DESCRIPTION OF THE TASK: Send back all of the records, each one exactly as written.

EXTRACTED RECORDS:
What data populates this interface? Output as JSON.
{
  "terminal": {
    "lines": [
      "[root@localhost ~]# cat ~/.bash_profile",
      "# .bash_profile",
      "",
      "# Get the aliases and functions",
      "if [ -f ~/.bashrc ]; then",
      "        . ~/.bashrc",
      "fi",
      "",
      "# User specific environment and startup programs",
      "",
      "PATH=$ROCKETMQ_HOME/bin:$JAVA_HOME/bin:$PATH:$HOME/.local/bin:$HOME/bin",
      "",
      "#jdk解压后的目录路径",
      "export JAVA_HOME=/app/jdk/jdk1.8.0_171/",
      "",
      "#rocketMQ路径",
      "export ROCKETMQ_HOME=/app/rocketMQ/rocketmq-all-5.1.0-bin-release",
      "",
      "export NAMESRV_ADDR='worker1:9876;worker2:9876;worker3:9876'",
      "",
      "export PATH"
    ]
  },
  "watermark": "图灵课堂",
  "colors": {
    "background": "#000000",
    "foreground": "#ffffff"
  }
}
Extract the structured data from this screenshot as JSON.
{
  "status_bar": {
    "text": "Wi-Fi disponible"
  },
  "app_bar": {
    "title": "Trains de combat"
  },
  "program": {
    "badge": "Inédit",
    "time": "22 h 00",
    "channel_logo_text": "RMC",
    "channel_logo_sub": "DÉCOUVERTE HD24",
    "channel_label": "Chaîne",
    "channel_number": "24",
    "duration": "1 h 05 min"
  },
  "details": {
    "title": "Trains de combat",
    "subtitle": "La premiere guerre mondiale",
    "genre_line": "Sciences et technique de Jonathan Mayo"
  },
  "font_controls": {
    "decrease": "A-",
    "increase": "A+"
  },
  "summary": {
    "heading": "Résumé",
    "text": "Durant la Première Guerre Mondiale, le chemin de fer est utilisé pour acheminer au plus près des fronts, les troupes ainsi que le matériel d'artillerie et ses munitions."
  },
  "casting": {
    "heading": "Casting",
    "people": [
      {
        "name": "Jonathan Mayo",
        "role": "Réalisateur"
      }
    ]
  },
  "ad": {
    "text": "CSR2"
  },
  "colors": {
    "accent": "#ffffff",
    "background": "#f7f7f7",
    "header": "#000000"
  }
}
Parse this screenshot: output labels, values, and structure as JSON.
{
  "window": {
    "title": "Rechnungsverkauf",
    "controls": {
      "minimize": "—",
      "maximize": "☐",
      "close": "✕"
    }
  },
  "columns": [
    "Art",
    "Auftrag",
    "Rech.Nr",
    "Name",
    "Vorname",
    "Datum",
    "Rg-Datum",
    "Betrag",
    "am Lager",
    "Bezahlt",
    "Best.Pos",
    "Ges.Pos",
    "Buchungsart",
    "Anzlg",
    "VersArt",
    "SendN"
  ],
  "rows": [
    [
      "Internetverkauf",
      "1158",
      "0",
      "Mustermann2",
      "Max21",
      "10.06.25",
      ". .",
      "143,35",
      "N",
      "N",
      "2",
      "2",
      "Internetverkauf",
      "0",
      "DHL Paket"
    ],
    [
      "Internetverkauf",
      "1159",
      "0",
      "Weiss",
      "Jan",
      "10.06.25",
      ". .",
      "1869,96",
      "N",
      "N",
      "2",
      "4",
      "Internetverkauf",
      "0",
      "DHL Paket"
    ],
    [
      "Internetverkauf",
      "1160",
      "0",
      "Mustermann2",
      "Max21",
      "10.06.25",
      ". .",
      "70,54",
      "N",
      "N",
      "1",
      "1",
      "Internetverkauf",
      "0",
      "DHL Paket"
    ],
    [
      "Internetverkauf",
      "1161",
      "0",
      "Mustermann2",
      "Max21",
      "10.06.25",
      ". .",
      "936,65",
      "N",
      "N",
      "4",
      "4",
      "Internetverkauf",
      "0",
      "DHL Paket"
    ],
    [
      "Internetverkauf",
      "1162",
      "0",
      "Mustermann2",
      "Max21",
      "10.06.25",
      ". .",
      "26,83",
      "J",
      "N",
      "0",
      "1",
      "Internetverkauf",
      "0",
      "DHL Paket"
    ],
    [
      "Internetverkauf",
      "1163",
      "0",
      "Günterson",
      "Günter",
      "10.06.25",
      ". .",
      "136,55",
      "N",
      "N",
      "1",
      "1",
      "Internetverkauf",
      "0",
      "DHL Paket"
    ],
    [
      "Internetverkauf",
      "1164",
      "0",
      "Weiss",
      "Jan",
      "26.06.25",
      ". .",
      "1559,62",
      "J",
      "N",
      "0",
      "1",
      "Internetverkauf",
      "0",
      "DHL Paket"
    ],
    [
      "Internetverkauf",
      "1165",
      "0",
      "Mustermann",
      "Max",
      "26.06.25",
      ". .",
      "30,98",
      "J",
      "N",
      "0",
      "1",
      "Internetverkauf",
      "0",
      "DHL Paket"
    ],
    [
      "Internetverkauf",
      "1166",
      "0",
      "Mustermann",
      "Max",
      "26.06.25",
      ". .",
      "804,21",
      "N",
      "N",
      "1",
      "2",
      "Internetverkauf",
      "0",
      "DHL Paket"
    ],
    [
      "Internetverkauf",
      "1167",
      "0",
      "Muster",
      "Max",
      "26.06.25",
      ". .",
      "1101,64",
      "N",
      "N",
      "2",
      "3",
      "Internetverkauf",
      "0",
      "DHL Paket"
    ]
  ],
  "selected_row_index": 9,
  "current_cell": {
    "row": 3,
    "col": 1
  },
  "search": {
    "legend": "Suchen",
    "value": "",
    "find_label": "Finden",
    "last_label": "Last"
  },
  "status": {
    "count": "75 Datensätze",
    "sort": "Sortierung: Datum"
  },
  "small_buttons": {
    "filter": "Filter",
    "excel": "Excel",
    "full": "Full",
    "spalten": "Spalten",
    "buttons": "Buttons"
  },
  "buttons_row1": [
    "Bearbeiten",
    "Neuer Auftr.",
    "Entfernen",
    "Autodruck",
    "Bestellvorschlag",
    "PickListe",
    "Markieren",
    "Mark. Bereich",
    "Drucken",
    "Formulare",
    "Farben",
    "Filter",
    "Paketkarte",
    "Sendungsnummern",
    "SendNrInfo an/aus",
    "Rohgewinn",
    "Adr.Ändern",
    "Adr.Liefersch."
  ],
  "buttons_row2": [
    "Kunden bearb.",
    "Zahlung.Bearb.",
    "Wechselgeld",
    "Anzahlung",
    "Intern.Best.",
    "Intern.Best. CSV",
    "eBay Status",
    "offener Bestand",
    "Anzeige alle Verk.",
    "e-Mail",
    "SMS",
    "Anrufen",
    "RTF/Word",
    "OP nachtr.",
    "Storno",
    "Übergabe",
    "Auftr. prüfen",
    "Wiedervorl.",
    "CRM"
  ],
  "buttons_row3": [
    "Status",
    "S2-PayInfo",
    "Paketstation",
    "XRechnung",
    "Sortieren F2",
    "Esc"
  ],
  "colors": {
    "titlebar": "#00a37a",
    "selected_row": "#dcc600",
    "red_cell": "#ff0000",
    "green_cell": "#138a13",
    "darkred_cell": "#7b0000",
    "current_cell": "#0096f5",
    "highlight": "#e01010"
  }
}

RESULT FOR THIS TASK:
What data populates this interface? Output as JSON.
{
  "terminal": {
    "lines": [
      "[root@localhost ~]# cat ~/.bash_profile",
      "# .bash_profile",
      "",
      "# Get the aliases and functions",
      "if [ -f ~/.bashrc ]; then",
      "        . ~/.bashrc",
      "fi",
      "",
      "# User specific environment and startup programs",
      "",
      "PATH=$ROCKETMQ_HOME/bin:$JAVA_HOME/bin:$PATH:$HOME/.local/bin:$HOME/bin",
      "",
      "#jdk解压后的目录路径",
      "export JAVA_HOME=/app/jdk/jdk1.8.0_171/",
      "",
      "#rocketMQ路径",
      "export ROCKETMQ_HOME=/app/rocketMQ/rocketmq-all-5.1.0-bin-release",
      "",
      "export NAMESRV_ADDR='worker1:9876;worker2:9876;worker3:9876'",
      "",
      "export PATH"
    ]
  },
  "watermark": "图灵课堂",
  "colors": {
    "background": "#000000",
    "foreground": "#ffffff"
  }
}
Extract the structured data from this screenshot as JSON.
{
  "status_bar": {
    "text": "Wi-Fi disponible"
  },
  "app_bar": {
    "title": "Trains de combat"
  },
  "program": {
    "badge": "Inédit",
    "time": "22 h 00",
    "channel_logo_text": "RMC",
    "channel_logo_sub": "DÉCOUVERTE HD24",
    "channel_label": "Chaîne",
    "channel_number": "24",
    "duration": "1 h 05 min"
  },
  "details": {
    "title": "Trains de combat",
    "subtitle": "La premiere guerre mondiale",
    "genre_line": "Sciences et technique de Jonathan Mayo"
  },
  "font_controls": {
    "decrease": "A-",
    "increase": "A+"
  },
  "summary": {
    "heading": "Résumé",
    "text": "Durant la Première Guerre Mondiale, le chemin de fer est utilisé pour acheminer au plus près des fronts, les troupes ainsi que le matériel d'artillerie et ses munitions."
  },
  "casting": {
    "heading": "Casting",
    "people": [
      {
        "name": "Jonathan Mayo",
        "role": "Réalisateur"
      }
    ]
  },
  "ad": {
    "text": "CSR2"
  },
  "colors": {
    "accent": "#ffffff",
    "background": "#f7f7f7",
    "header": "#000000"
  }
}
Parse this screenshot: output labels, values, and structure as JSON.
{
  "window": {
    "title": "Rechnungsverkauf",
    "controls": {
      "minimize": "—",
      "maximize": "☐",
      "close": "✕"
    }
  },
  "columns": [
    "Art",
    "Auftrag",
    "Rech.Nr",
    "Name",
    "Vorname",
    "Datum",
    "Rg-Datum",
    "Betrag",
    "am Lager",
    "Bezahlt",
    "Best.Pos",
    "Ges.Pos",
    "Buchungsart",
    "Anzlg",
    "VersArt",
    "SendN"
  ],
  "rows": [
    [
      "Internetverkauf",
      "1158",
      "0",
      "Mustermann2",
      "Max21",
      "10.06.25",
      ". .",
      "143,35",
      "N",
      "N",
      "2",
      "2",
      "Internetverkauf",
      "0",
      "DHL Paket"
    ],
    [
      "Internetverkauf",
      "1159",
      "0",
      "Weiss",
      "Jan",
      "10.06.25",
      ". .",
      "1869,96",
      "N",
      "N",
      "2",
      "4",
      "Internetverkauf",
      "0",
      "DHL Paket"
    ],
    [
      "Internetverkauf",
      "1160",
      "0",
      "Mustermann2",
      "Max21",
      "10.06.25",
      ". .",
      "70,54",
      "N",
      "N",
      "1",
      "1",
      "Internetverkauf",
      "0",
      "DHL Paket"
    ],
    [
      "Internetverkauf",
      "1161",
      "0",
      "Mustermann2",
      "Max21",
      "10.06.25",
      ". .",
      "936,65",
      "N",
      "N",
      "4",
      "4",
      "Internetverkauf",
      "0",
      "DHL Paket"
    ],
    [
      "Internetverkauf",
      "1162",
      "0",
      "Mustermann2",
      "Max21",
      "10.06.25",
      ". .",
      "26,83",
      "J",
      "N",
      "0",
      "1",
      "Internetverkauf",
      "0",
      "DHL Paket"
    ],
    [
      "Internetverkauf",
      "1163",
      "0",
      "Günterson",
      "Günter",
      "10.06.25",
      ". .",
      "136,55",
      "N",
      "N",
      "1",
      "1",
      "Internetverkauf",
      "0",
      "DHL Paket"
    ],
    [
      "Internetverkauf",
      "1164",
      "0",
      "Weiss",
      "Jan",
      "26.06.25",
      ". .",
      "1559,62",
      "J",
      "N",
      "0",
      "1",
      "Internetverkauf",
      "0",
      "DHL Paket"
    ],
    [
      "Internetverkauf",
      "1165",
      "0",
      "Mustermann",
      "Max",
      "26.06.25",
      ". .",
      "30,98",
      "J",
      "N",
      "0",
      "1",
      "Internetverkauf",
      "0",
      "DHL Paket"
    ],
    [
      "Internetverkauf",
      "1166",
      "0",
      "Mustermann",
      "Max",
      "26.06.25",
      ". .",
      "804,21",
      "N",
      "N",
      "1",
      "2",
      "Internetverkauf",
      "0",
      "DHL Paket"
    ],
    [
      "Internetverkauf",
      "1167",
      "0",
      "Muster",
      "Max",
      "26.06.25",
      ". .",
      "1101,64",
      "N",
      "N",
      "2",
      "3",
      "Internetverkauf",
      "0",
      "DHL Paket"
    ]
  ],
  "selected_row_index": 9,
  "current_cell": {
    "row": 3,
    "col": 1
  },
  "search": {
    "legend": "Suchen",
    "value": "",
    "find_label": "Finden",
    "last_label": "Last"
  },
  "status": {
    "count": "75 Datensätze",
    "sort": "Sortierung: Datum"
  },
  "small_buttons": {
    "filter": "Filter",
    "excel": "Excel",
    "full": "Full",
    "spalten": "Spalten",
    "buttons": "Buttons"
  },
  "buttons_row1": [
    "Bearbeiten",
    "Neuer Auftr.",
    "Entfernen",
    "Autodruck",
    "Bestellvorschlag",
    "PickListe",
    "Markieren",
    "Mark. Bereich",
    "Drucken",
    "Formulare",
    "Farben",
    "Filter",
    "Paketkarte",
    "Sendungsnummern",
    "SendNrInfo an/aus",
    "Rohgewinn",
    "Adr.Ändern",
    "Adr.Liefersch."
  ],
  "buttons_row2": [
    "Kunden bearb.",
    "Zahlung.Bearb.",
    "Wechselgeld",
    "Anzahlung",
    "Intern.Best.",
    "Intern.Best. CSV",
    "eBay Status",
    "offener Bestand",
    "Anzeige alle Verk.",
    "e-Mail",
    "SMS",
    "Anrufen",
    "RTF/Word",
    "OP nachtr.",
    "Storno",
    "Übergabe",
    "Auftr. prüfen",
    "Wiedervorl.",
    "CRM"
  ],
  "buttons_row3": [
    "Status",
    "S2-PayInfo",
    "Paketstation",
    "XRechnung",
    "Sortieren F2",
    "Esc"
  ],
  "colors": {
    "titlebar": "#00a37a",
    "selected_row": "#dcc600",
    "red_cell": "#ff0000",
    "green_cell": "#138a13",
    "darkred_cell": "#7b0000",
    "current_cell": "#0096f5",
    "highlight": "#e01010"
  }
}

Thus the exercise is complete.